Anterior cruciate ligament (ACL) tears, the dreaded injury. Many people know ACL tears are a severe injury, involving a long road of recovery despite surgical or conservative intervention. The ACL is a sturdy ligament deep in the knee joint that stabilizes the knee, specifically with rotational movements. There are two ways to injure your ACL, direct contact or non-contact. A direct contact ACL injury is when the knee takes a direct blow from another person or object. A non-contact ACL injury occurs when pivoting, cutting, twisting, or landing on the knee.
6 Exercises to Help Minimize an Injury to the ACL
With ACL injuries on the rise in young athletes, it is as important as ever to improve the strength in the lower limbs as a means to prevent an ACL tear.1 The average time of recovery after an ACL tear and subsequent surgery is typically six to nine months, and can set back an athlete for a much longer period of time than that.2 Biomechanics and strength are just a few pieces of the puzzle that can help prevent an injury. Proper rest, recovery, sleep, and nutrition can also help minimize the risk of an ACL tear from happening. The following are a list of strengthening exercises that address important aspects of an ACL prevention program.
3 Reason to See a PT When You’re Not Injured

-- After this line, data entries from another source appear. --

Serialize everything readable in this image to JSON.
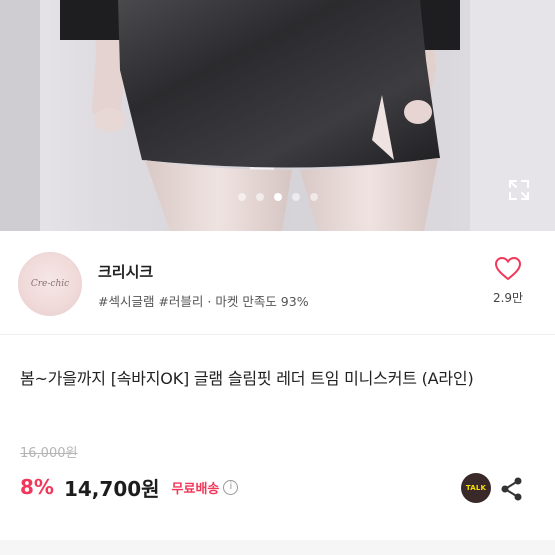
{
  "hero": {
    "slide_count": 5,
    "active_slide": 3
  },
  "seller": {
    "avatar_text": "Cre-chic",
    "name": "크리시크",
    "tags": "#섹시글램 #러블리 · 마켓 만족도 93%",
    "like_count": "2.9만"
  },
  "product": {
    "title": "봄~가을까지 [속바지OK] 글램 슬림핏 레더 트임 미니스커트 (A라인)",
    "original_price": "16,000원",
    "discount": "8%",
    "price": "14,700원",
    "shipping": "무료배송",
    "info_icon": "i"
  },
  "actions": {
    "talk_label": "TALK",
    "share_icon": "share-icon"
  },
  "colors": {
    "accent": "#f2385a",
    "talk_bg": "#3a2929",
    "talk_text": "#f7e000"
  }
}
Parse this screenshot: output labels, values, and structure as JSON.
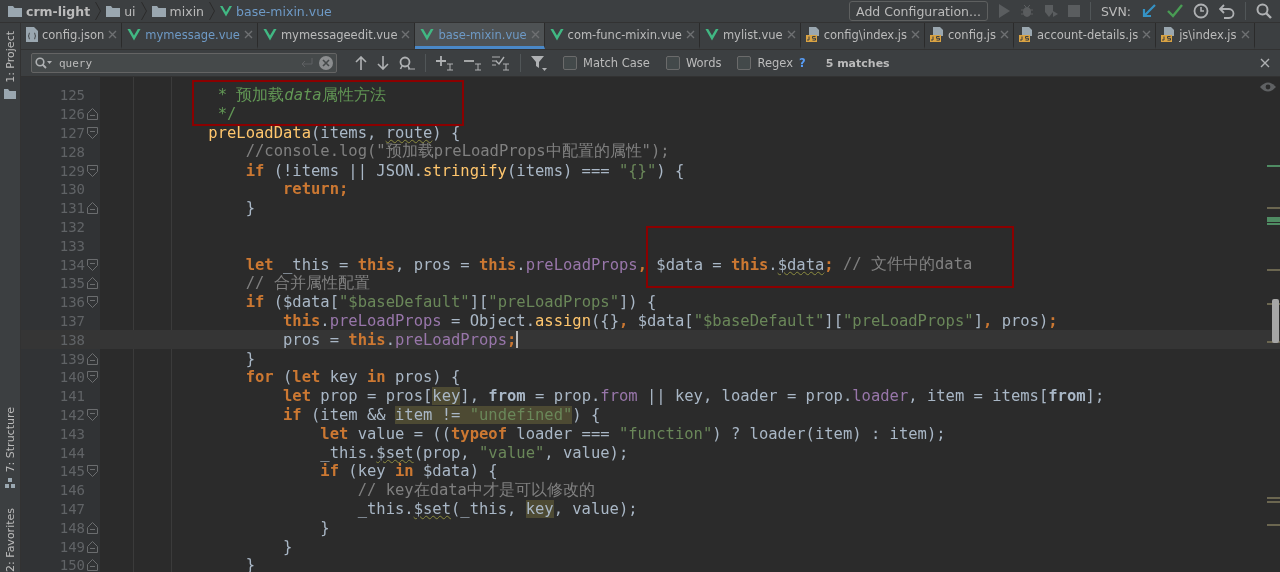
{
  "breadcrumb": [
    {
      "label": "crm-light",
      "kind": "project"
    },
    {
      "label": "ui",
      "kind": "folder"
    },
    {
      "label": "mixin",
      "kind": "folder"
    },
    {
      "label": "base-mixin.vue",
      "kind": "vue"
    }
  ],
  "toolbar": {
    "run_config": "Add Configuration...",
    "vcs_label": "SVN:"
  },
  "tool_windows": [
    {
      "label": "1: Project",
      "kind": "project"
    },
    {
      "label": "7: Structure",
      "kind": "structure"
    },
    {
      "label": "2: Favorites",
      "kind": "favorites"
    }
  ],
  "tabs": [
    {
      "label": "config.json",
      "kind": "json",
      "modified": false,
      "selected": false
    },
    {
      "label": "mymessage.vue",
      "kind": "vue",
      "modified": true,
      "selected": false
    },
    {
      "label": "mymessageedit.vue",
      "kind": "vue",
      "modified": false,
      "selected": false
    },
    {
      "label": "base-mixin.vue",
      "kind": "vue",
      "modified": true,
      "selected": true
    },
    {
      "label": "com-func-mixin.vue",
      "kind": "vue",
      "modified": false,
      "selected": false
    },
    {
      "label": "mylist.vue",
      "kind": "vue",
      "modified": false,
      "selected": false
    },
    {
      "label": "config\\index.js",
      "kind": "js",
      "modified": false,
      "selected": false
    },
    {
      "label": "config.js",
      "kind": "js",
      "modified": false,
      "selected": false
    },
    {
      "label": "account-details.js",
      "kind": "js",
      "modified": false,
      "selected": false
    },
    {
      "label": "js\\index.js",
      "kind": "js",
      "modified": false,
      "selected": false
    }
  ],
  "find_bar": {
    "value": "query",
    "options": [
      {
        "label": "Match Case",
        "checked": false
      },
      {
        "label": "Words",
        "checked": false
      },
      {
        "label": "Regex",
        "checked": false
      }
    ],
    "help": "?",
    "matches": "5 matches"
  },
  "editor": {
    "lines": [
      {
        "number": "125",
        "current": false,
        "tokens": [
          {
            "kind": "doc",
            "text": "     * 预加载"
          },
          {
            "kind": "doc_em",
            "text": "data"
          },
          {
            "kind": "doc",
            "text": "属性方法"
          }
        ]
      },
      {
        "number": "126",
        "current": false,
        "kind": "fold_end",
        "tokens": [
          {
            "kind": "doc",
            "text": "     */"
          }
        ]
      },
      {
        "number": "127",
        "current": false,
        "kind": "fold_start",
        "tokens": [
          {
            "kind": "fn",
            "text": "    preLoadData"
          },
          {
            "kind": "plain",
            "text": "(items, "
          },
          {
            "kind": "plain",
            "text": "route",
            "wavy": true
          },
          {
            "kind": "plain",
            "text": ") {"
          }
        ]
      },
      {
        "number": "128",
        "current": false,
        "tokens": [
          {
            "kind": "cmt",
            "text": "        //console.log(\"预加载preLoadProps中配置的属性\");"
          }
        ]
      },
      {
        "number": "129",
        "current": false,
        "kind": "fold_start",
        "tokens": [
          {
            "kind": "kw",
            "text": "        if"
          },
          {
            "kind": "plain",
            "text": " (!items || JSON."
          },
          {
            "kind": "fn",
            "text": "stringify"
          },
          {
            "kind": "plain",
            "text": "(items) === "
          },
          {
            "kind": "str",
            "text": "\"{}\""
          },
          {
            "kind": "plain",
            "text": ") {"
          }
        ]
      },
      {
        "number": "130",
        "current": false,
        "tokens": [
          {
            "kind": "kw",
            "text": "            return;"
          }
        ]
      },
      {
        "number": "131",
        "current": false,
        "kind": "fold_end",
        "tokens": [
          {
            "kind": "plain",
            "text": "        }"
          }
        ]
      },
      {
        "number": "132",
        "current": false
      },
      {
        "number": "133",
        "current": false
      },
      {
        "number": "134",
        "current": false,
        "kind": "fold_start",
        "tokens": [
          {
            "kind": "kw",
            "text": "        let"
          },
          {
            "kind": "plain",
            "text": " _this = "
          },
          {
            "kind": "kw",
            "text": "this"
          },
          {
            "kind": "plain",
            "text": ", pros = "
          },
          {
            "kind": "kw",
            "text": "this"
          },
          {
            "kind": "plain",
            "text": "."
          },
          {
            "kind": "field",
            "text": "preLoadProps"
          },
          {
            "kind": "kw",
            "text": ", "
          },
          {
            "kind": "plain",
            "text": "$data = "
          },
          {
            "kind": "kw",
            "text": "this"
          },
          {
            "kind": "plain",
            "text": "."
          },
          {
            "kind": "plain",
            "text": "$data",
            "wavy": true
          },
          {
            "kind": "kw",
            "text": ";"
          },
          {
            "kind": "cmt",
            "text": " // 文件中的data"
          }
        ]
      },
      {
        "number": "135",
        "current": false,
        "kind": "fold_end",
        "tokens": [
          {
            "kind": "cmt",
            "text": "        // 合并属性配置"
          }
        ]
      },
      {
        "number": "136",
        "current": false,
        "kind": "fold_start",
        "tokens": [
          {
            "kind": "kw",
            "text": "        if"
          },
          {
            "kind": "plain",
            "text": " ($data["
          },
          {
            "kind": "str",
            "text": "\"$baseDefault\""
          },
          {
            "kind": "plain",
            "text": "]["
          },
          {
            "kind": "str",
            "text": "\"preLoadProps\""
          },
          {
            "kind": "plain",
            "text": "]) {"
          }
        ]
      },
      {
        "number": "137",
        "current": false,
        "tokens": [
          {
            "kind": "kw",
            "text": "            this"
          },
          {
            "kind": "plain",
            "text": "."
          },
          {
            "kind": "field",
            "text": "preLoadProps"
          },
          {
            "kind": "plain",
            "text": " = Object."
          },
          {
            "kind": "fn",
            "text": "assign"
          },
          {
            "kind": "plain",
            "text": "({}"
          },
          {
            "kind": "kw",
            "text": ", "
          },
          {
            "kind": "plain",
            "text": "$data["
          },
          {
            "kind": "str",
            "text": "\"$baseDefault\""
          },
          {
            "kind": "plain",
            "text": "]["
          },
          {
            "kind": "str",
            "text": "\"preLoadProps\""
          },
          {
            "kind": "plain",
            "text": "]"
          },
          {
            "kind": "kw",
            "text": ", "
          },
          {
            "kind": "plain",
            "text": "pros)"
          },
          {
            "kind": "kw",
            "text": ";"
          }
        ]
      },
      {
        "number": "138",
        "current": true,
        "tokens": [
          {
            "kind": "plain",
            "text": "            pros = "
          },
          {
            "kind": "kw",
            "text": "this"
          },
          {
            "kind": "plain",
            "text": "."
          },
          {
            "kind": "field",
            "text": "preLoadProps"
          },
          {
            "kind": "kw",
            "text": ";"
          }
        ]
      },
      {
        "number": "139",
        "current": false,
        "kind": "fold_end",
        "tokens": [
          {
            "kind": "plain",
            "text": "        }"
          }
        ]
      },
      {
        "number": "140",
        "current": false,
        "kind": "fold_start",
        "tokens": [
          {
            "kind": "kw",
            "text": "        for"
          },
          {
            "kind": "plain",
            "text": " ("
          },
          {
            "kind": "kw",
            "text": "let"
          },
          {
            "kind": "plain",
            "text": " key "
          },
          {
            "kind": "kw",
            "text": "in"
          },
          {
            "kind": "plain",
            "text": " pros) {"
          }
        ]
      },
      {
        "number": "141",
        "current": false,
        "tokens": [
          {
            "kind": "kw",
            "text": "            let"
          },
          {
            "kind": "plain",
            "text": " prop = pros["
          },
          {
            "kind": "plain",
            "text": "key",
            "highlighted": true
          },
          {
            "kind": "plain",
            "text": "], "
          },
          {
            "kind": "bold",
            "text": "from"
          },
          {
            "kind": "plain",
            "text": " = prop."
          },
          {
            "kind": "field",
            "text": "from"
          },
          {
            "kind": "plain",
            "text": " || key, loader = prop."
          },
          {
            "kind": "field",
            "text": "loader"
          },
          {
            "kind": "plain",
            "text": ", item = items["
          },
          {
            "kind": "bold",
            "text": "from"
          },
          {
            "kind": "plain",
            "text": "];"
          }
        ]
      },
      {
        "number": "142",
        "current": false,
        "kind": "fold_start",
        "tokens": [
          {
            "kind": "kw",
            "text": "            if"
          },
          {
            "kind": "plain",
            "text": " (item && "
          },
          {
            "kind": "plain",
            "text": "item != ",
            "highlighted": true
          },
          {
            "kind": "str",
            "text": "\"undefined\"",
            "highlighted": true
          },
          {
            "kind": "plain",
            "text": ") {"
          }
        ]
      },
      {
        "number": "143",
        "current": false,
        "tokens": [
          {
            "kind": "kw",
            "text": "                let"
          },
          {
            "kind": "plain",
            "text": " value = (("
          },
          {
            "kind": "kw",
            "text": "typeof"
          },
          {
            "kind": "plain",
            "text": " loader === "
          },
          {
            "kind": "str",
            "text": "\"function\""
          },
          {
            "kind": "plain",
            "text": ") ? loader(item) : item);"
          }
        ]
      },
      {
        "number": "144",
        "current": false,
        "tokens": [
          {
            "kind": "plain",
            "text": "                _this."
          },
          {
            "kind": "plain",
            "text": "$set",
            "wavy": true
          },
          {
            "kind": "plain",
            "text": "(prop, "
          },
          {
            "kind": "str",
            "text": "\"value\""
          },
          {
            "kind": "plain",
            "text": ", value);"
          }
        ]
      },
      {
        "number": "145",
        "current": false,
        "kind": "fold_start",
        "tokens": [
          {
            "kind": "kw",
            "text": "                if"
          },
          {
            "kind": "plain",
            "text": " (key "
          },
          {
            "kind": "kw",
            "text": "in"
          },
          {
            "kind": "plain",
            "text": " $data) {"
          }
        ]
      },
      {
        "number": "146",
        "current": false,
        "tokens": [
          {
            "kind": "cmt",
            "text": "                    // key在data中才是可以修改的"
          }
        ]
      },
      {
        "number": "147",
        "current": false,
        "tokens": [
          {
            "kind": "plain",
            "text": "                    _this."
          },
          {
            "kind": "plain",
            "text": "$set",
            "wavy": true
          },
          {
            "kind": "plain",
            "text": "(_this, "
          },
          {
            "kind": "plain",
            "text": "key",
            "highlighted": true
          },
          {
            "kind": "plain",
            "text": ", value);"
          }
        ]
      },
      {
        "number": "148",
        "current": false,
        "kind": "fold_end",
        "tokens": [
          {
            "kind": "plain",
            "text": "                }"
          }
        ]
      },
      {
        "number": "149",
        "current": false,
        "kind": "fold_end",
        "tokens": [
          {
            "kind": "plain",
            "text": "            }"
          }
        ]
      },
      {
        "number": "150",
        "current": false,
        "kind": "fold_end",
        "tokens": [
          {
            "kind": "plain",
            "text": "        }"
          }
        ]
      }
    ]
  }
}
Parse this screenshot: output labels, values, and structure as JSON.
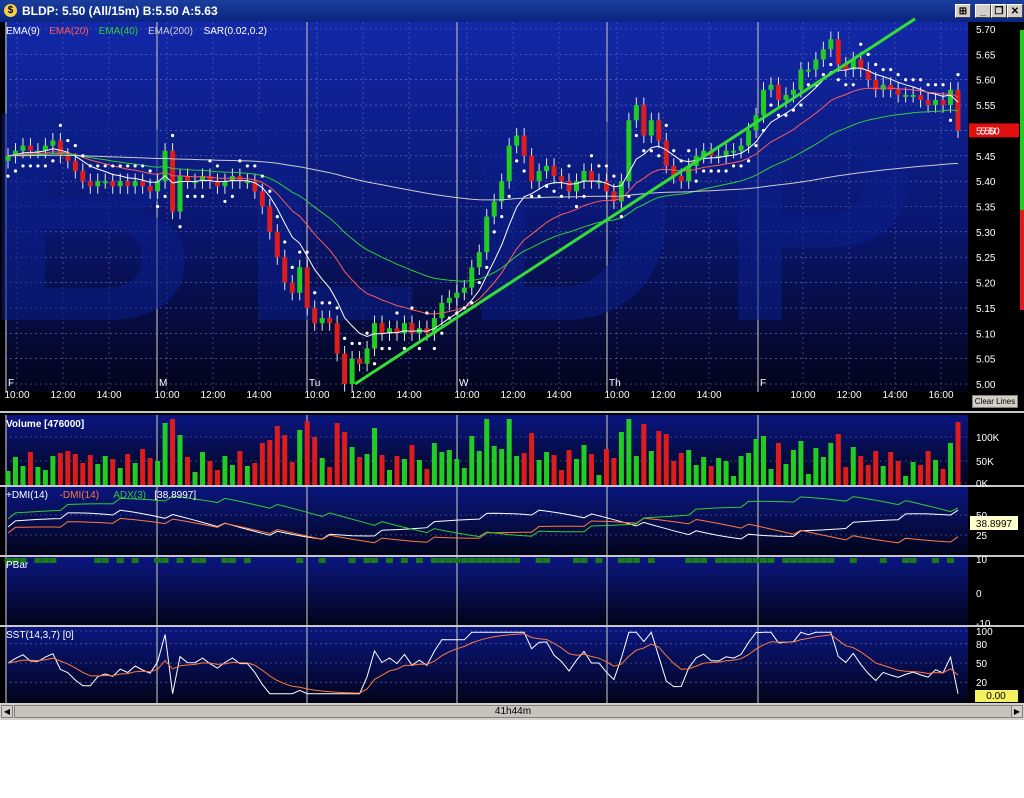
{
  "window": {
    "title": "BLDP: 5.50 (All/15m)  B:5.50  A:5.63",
    "watermark": "BLDP",
    "buttons": [
      "minimize",
      "restore",
      "maximize",
      "close"
    ]
  },
  "colors": {
    "background_top": "#1428a0",
    "background_bottom": "#000010",
    "trendline": "#33dd33",
    "up_candle": "#22cc22",
    "down_candle": "#dd1d1d",
    "sar_dots": "#ffffff",
    "last_price_badge": "#e01010",
    "last_value_badge": "#f5f060"
  },
  "price_panel": {
    "legend": [
      {
        "label": "EMA(9)",
        "color": "#ffffff"
      },
      {
        "label": "EMA(20)",
        "color": "#ff5a5a"
      },
      {
        "label": "EMA(40)",
        "color": "#33cc33"
      },
      {
        "label": "EMA(200)",
        "color": "#cccccc"
      },
      {
        "label": "SAR(0.02,0.2)",
        "color": "#ffffff"
      }
    ],
    "y_ticks": [
      "5.70",
      "5.65",
      "5.60",
      "5.55",
      "5.50",
      "5.45",
      "5.40",
      "5.35",
      "5.30",
      "5.25",
      "5.20",
      "5.15",
      "5.10",
      "5.05",
      "5.00"
    ],
    "last_price": "5.50",
    "day_labels": [
      "F",
      "M",
      "Tu",
      "W",
      "Th",
      "F"
    ],
    "time_labels": [
      "10:00",
      "12:00",
      "14:00",
      "10:00",
      "12:00",
      "14:00",
      "10:00",
      "12:00",
      "14:00",
      "10:00",
      "12:00",
      "14:00",
      "10:00",
      "12:00",
      "14:00",
      "10:00",
      "12:00",
      "14:00",
      "16:00"
    ],
    "clear_lines": "Clear Lines"
  },
  "volume_panel": {
    "title": "Volume",
    "value": "[476000]",
    "y_ticks": [
      "100K",
      "50K",
      "0K"
    ]
  },
  "dmi_panel": {
    "legend": [
      {
        "label": "+DMI(14)",
        "color": "#ffffff"
      },
      {
        "label": "-DMI(14)",
        "color": "#ff7a3a"
      },
      {
        "label": "ADX(3)",
        "color": "#33cc33"
      }
    ],
    "value": "[38.8997]",
    "badge": "38.8997",
    "y_ticks": [
      "50",
      "25"
    ]
  },
  "pbar_panel": {
    "title": "PBar",
    "y_ticks": [
      "10",
      "0",
      "-10"
    ]
  },
  "sst_panel": {
    "title": "SST(14,3,7)",
    "value": "[0]",
    "y_ticks": [
      "100",
      "80",
      "50",
      "20"
    ],
    "badge": "0.00"
  },
  "footer": {
    "scroll_label": "41h44m"
  },
  "chart_data": {
    "type": "candlestick",
    "title": "BLDP: 5.50 (All/15m)",
    "ylim": [
      5.0,
      5.7
    ],
    "series": [
      {
        "name": "Close",
        "values": [
          5.45,
          5.46,
          5.47,
          5.46,
          5.46,
          5.47,
          5.48,
          5.45,
          5.44,
          5.42,
          5.4,
          5.39,
          5.4,
          5.4,
          5.39,
          5.4,
          5.39,
          5.4,
          5.39,
          5.38,
          5.4,
          5.46,
          5.34,
          5.41,
          5.4,
          5.4,
          5.41,
          5.4,
          5.39,
          5.4,
          5.41,
          5.4,
          5.4,
          5.38,
          5.35,
          5.3,
          5.25,
          5.2,
          5.18,
          5.23,
          5.15,
          5.12,
          5.13,
          5.12,
          5.06,
          5.0,
          5.05,
          5.04,
          5.07,
          5.12,
          5.1,
          5.11,
          5.1,
          5.12,
          5.1,
          5.11,
          5.1,
          5.13,
          5.16,
          5.17,
          5.18,
          5.19,
          5.23,
          5.26,
          5.33,
          5.36,
          5.4,
          5.47,
          5.49,
          5.45,
          5.4,
          5.42,
          5.43,
          5.41,
          5.4,
          5.38,
          5.4,
          5.42,
          5.4,
          5.4,
          5.38,
          5.36,
          5.4,
          5.52,
          5.55,
          5.49,
          5.52,
          5.48,
          5.43,
          5.41,
          5.4,
          5.43,
          5.45,
          5.46,
          5.45,
          5.45,
          5.46,
          5.46,
          5.47,
          5.5,
          5.53,
          5.58,
          5.59,
          5.56,
          5.57,
          5.58,
          5.62,
          5.62,
          5.64,
          5.66,
          5.68,
          5.63,
          5.62,
          5.64,
          5.62,
          5.6,
          5.58,
          5.59,
          5.58,
          5.57,
          5.57,
          5.57,
          5.56,
          5.55,
          5.56,
          5.55,
          5.58,
          5.5
        ]
      }
    ]
  }
}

For most people, physical therapy is only considered after an injury or surgical procedure. Unlike medical doctors, dentists and eye doctors, people do not consider going to a physical therapist for yearly check-ups. However, if you are training for a particular event, interested in finding out your injury risk level for specific sports, want to improve your balance or are considering seeking preventative care to decrease risk of age-related issues, physical therapy may be the best option to consider. Physical therapists are trained to be movement experts. They evaluate their patients based on functional movement screens, strength testing, range of motion measurements and special tests to determine muscular deficiencies and imbalances. Discussing goals during your first session with your therapist will allow for performance of a specific exam and creation of a unique exercise program built for you. Here are three reasons you may want to consider seeing a physical therapist even though you may not be in pain or have an injury.